# Information supplied
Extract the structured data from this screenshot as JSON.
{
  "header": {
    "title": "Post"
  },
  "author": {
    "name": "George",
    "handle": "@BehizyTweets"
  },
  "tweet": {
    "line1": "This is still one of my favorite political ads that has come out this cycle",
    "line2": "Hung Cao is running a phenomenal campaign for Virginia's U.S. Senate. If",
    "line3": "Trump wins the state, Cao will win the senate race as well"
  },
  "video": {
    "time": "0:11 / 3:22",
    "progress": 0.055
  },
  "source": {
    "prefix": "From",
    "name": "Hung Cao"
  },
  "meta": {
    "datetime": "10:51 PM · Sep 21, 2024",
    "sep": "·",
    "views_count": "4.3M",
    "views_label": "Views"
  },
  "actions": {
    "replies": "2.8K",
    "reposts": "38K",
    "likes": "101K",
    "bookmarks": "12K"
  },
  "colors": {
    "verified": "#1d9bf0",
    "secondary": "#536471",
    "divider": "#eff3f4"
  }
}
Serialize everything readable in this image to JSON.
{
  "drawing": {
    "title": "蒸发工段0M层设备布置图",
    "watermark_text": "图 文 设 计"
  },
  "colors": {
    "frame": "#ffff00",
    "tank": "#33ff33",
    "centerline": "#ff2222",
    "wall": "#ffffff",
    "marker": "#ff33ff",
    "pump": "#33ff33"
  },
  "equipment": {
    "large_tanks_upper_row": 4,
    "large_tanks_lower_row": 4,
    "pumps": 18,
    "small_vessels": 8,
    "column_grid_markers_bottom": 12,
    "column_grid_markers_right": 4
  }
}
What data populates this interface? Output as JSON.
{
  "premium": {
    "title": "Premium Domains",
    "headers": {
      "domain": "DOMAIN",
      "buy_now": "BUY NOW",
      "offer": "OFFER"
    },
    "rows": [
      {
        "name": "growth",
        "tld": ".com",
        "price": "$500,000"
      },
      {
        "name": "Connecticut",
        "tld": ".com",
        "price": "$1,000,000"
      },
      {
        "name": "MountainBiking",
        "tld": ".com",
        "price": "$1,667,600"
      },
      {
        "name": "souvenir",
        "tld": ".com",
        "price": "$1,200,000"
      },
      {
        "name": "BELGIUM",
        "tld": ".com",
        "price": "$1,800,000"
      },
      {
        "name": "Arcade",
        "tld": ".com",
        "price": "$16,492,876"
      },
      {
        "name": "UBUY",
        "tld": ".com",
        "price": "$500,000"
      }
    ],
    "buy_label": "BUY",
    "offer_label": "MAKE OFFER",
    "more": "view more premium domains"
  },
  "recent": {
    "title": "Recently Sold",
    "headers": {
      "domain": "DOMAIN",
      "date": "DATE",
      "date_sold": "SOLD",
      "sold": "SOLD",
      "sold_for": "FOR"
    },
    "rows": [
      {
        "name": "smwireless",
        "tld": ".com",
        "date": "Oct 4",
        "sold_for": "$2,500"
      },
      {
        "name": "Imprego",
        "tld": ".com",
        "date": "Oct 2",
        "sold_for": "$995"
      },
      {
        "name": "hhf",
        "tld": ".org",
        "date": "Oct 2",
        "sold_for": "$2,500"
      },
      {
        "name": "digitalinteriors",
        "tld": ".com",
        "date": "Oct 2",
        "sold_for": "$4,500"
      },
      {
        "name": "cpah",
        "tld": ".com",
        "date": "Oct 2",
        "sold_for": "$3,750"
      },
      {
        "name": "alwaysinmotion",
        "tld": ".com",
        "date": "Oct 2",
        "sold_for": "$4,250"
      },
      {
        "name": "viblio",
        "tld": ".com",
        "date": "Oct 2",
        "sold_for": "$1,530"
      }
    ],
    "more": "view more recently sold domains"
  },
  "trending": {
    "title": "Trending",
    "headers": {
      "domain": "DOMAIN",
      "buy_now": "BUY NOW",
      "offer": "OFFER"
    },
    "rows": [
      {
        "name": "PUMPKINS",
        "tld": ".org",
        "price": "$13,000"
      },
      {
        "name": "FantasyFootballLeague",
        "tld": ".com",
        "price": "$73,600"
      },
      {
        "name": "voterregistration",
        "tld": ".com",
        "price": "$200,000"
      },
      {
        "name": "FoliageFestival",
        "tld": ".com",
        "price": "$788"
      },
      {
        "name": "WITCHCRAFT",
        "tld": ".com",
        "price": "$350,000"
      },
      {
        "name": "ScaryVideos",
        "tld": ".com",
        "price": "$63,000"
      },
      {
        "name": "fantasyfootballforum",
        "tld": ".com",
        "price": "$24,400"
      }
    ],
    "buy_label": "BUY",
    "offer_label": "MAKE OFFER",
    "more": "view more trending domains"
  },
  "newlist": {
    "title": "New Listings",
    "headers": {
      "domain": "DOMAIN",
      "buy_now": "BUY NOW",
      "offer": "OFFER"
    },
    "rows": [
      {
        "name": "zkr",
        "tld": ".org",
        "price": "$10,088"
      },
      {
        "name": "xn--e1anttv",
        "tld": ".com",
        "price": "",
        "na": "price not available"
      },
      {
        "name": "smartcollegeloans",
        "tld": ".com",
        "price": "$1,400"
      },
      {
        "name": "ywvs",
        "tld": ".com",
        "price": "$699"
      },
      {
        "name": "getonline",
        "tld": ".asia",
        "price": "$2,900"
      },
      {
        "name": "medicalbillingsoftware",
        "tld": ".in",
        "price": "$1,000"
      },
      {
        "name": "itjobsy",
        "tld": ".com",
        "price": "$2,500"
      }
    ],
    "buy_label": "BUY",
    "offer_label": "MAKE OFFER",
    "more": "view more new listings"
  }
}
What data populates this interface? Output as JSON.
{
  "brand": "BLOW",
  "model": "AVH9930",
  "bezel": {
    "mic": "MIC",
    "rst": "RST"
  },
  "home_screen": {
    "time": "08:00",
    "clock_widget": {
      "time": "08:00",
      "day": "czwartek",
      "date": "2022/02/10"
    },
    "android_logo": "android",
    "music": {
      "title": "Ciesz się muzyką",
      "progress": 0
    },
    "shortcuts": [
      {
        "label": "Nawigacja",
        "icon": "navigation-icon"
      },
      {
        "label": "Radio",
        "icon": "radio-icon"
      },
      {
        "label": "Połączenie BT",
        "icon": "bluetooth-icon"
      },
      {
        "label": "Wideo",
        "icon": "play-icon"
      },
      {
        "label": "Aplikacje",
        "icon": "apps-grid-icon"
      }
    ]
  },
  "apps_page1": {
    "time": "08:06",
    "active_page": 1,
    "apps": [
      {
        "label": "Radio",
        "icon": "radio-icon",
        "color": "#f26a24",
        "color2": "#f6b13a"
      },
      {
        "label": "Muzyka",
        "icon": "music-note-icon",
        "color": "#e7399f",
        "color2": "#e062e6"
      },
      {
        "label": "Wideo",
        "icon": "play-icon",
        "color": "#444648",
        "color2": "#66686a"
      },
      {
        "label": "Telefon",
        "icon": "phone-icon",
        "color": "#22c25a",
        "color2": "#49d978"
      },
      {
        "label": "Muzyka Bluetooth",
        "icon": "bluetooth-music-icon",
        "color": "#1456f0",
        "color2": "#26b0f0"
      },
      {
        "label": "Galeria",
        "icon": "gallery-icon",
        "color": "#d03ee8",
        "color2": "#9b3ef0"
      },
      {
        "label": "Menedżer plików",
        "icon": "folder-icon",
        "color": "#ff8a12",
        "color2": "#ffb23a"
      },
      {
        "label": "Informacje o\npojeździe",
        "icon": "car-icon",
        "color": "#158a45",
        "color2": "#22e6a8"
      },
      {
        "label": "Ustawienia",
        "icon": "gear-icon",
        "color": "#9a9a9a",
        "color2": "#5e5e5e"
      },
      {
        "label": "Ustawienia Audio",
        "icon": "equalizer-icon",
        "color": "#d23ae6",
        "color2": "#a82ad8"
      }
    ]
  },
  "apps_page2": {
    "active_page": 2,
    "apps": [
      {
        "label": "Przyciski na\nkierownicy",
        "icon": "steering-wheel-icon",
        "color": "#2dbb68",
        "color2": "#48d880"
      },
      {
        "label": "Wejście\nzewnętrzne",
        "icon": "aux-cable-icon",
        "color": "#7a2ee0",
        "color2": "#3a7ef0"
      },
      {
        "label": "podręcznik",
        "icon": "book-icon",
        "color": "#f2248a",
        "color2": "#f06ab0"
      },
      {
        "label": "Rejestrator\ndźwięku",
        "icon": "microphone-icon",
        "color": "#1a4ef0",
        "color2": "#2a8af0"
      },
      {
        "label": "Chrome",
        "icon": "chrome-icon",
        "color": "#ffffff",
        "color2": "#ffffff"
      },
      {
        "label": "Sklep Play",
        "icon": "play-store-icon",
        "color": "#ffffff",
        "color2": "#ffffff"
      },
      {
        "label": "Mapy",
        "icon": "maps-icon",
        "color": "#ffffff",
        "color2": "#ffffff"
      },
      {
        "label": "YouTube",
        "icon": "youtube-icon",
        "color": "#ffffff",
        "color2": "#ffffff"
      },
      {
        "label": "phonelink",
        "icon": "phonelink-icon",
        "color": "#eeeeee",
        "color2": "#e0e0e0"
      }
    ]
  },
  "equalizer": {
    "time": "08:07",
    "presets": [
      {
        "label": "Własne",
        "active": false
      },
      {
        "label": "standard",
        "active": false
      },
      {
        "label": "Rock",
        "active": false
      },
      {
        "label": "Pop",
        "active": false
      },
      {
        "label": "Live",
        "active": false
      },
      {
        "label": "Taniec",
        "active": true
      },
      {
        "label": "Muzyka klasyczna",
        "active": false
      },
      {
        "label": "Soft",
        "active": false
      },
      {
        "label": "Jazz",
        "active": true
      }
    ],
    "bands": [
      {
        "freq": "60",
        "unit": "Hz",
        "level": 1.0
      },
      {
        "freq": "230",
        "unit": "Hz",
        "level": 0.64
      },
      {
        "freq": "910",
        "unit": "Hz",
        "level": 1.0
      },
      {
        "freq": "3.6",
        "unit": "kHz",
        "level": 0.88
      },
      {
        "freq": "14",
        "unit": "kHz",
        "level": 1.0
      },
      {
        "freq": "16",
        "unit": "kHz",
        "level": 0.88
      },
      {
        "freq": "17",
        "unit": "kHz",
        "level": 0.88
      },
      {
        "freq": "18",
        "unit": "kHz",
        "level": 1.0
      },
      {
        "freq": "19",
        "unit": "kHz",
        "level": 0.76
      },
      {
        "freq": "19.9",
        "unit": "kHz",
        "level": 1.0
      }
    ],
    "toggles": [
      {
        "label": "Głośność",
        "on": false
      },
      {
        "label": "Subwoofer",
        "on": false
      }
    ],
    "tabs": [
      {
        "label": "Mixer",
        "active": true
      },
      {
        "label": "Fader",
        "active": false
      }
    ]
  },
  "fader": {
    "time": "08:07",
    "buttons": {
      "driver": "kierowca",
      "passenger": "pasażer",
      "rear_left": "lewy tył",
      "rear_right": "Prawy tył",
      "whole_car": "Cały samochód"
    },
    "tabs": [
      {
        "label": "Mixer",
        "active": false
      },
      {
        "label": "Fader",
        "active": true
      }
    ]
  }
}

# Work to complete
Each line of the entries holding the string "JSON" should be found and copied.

# Output for this task
Extract the structured data from this screenshot as JSON.
Serialize everything readable in this image to JSON.
What data populates this interface? Output as JSON.
What data populates this interface? Output as JSON.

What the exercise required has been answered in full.